Website and app data records:
* * *
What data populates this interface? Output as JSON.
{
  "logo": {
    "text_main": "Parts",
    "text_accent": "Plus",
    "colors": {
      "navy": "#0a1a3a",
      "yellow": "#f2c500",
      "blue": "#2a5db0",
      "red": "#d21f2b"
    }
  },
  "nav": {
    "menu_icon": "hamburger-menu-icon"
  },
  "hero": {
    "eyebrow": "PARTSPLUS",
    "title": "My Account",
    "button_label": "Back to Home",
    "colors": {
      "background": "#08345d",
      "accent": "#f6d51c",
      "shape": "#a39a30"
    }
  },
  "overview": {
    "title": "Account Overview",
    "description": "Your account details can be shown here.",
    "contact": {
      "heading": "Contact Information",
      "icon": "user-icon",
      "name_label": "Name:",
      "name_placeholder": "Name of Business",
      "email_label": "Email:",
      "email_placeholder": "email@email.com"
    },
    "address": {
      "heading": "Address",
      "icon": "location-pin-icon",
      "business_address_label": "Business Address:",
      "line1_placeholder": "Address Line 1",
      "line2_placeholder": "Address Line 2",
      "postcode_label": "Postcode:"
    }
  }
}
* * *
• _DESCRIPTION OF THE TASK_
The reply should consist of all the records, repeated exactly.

• _SOLUTION FOR THIS PROBLEM_
What data populates this interface? Output as JSON.
{
  "logo": {
    "text_main": "Parts",
    "text_accent": "Plus",
    "colors": {
      "navy": "#0a1a3a",
      "yellow": "#f2c500",
      "blue": "#2a5db0",
      "red": "#d21f2b"
    }
  },
  "nav": {
    "menu_icon": "hamburger-menu-icon"
  },
  "hero": {
    "eyebrow": "PARTSPLUS",
    "title": "My Account",
    "button_label": "Back to Home",
    "colors": {
      "background": "#08345d",
      "accent": "#f6d51c",
      "shape": "#a39a30"
    }
  },
  "overview": {
    "title": "Account Overview",
    "description": "Your account details can be shown here.",
    "contact": {
      "heading": "Contact Information",
      "icon": "user-icon",
      "name_label": "Name:",
      "name_placeholder": "Name of Business",
      "email_label": "Email:",
      "email_placeholder": "email@email.com"
    },
    "address": {
      "heading": "Address",
      "icon": "location-pin-icon",
      "business_address_label": "Business Address:",
      "line1_placeholder": "Address Line 1",
      "line2_placeholder": "Address Line 2",
      "postcode_label": "Postcode:"
    }
  }
}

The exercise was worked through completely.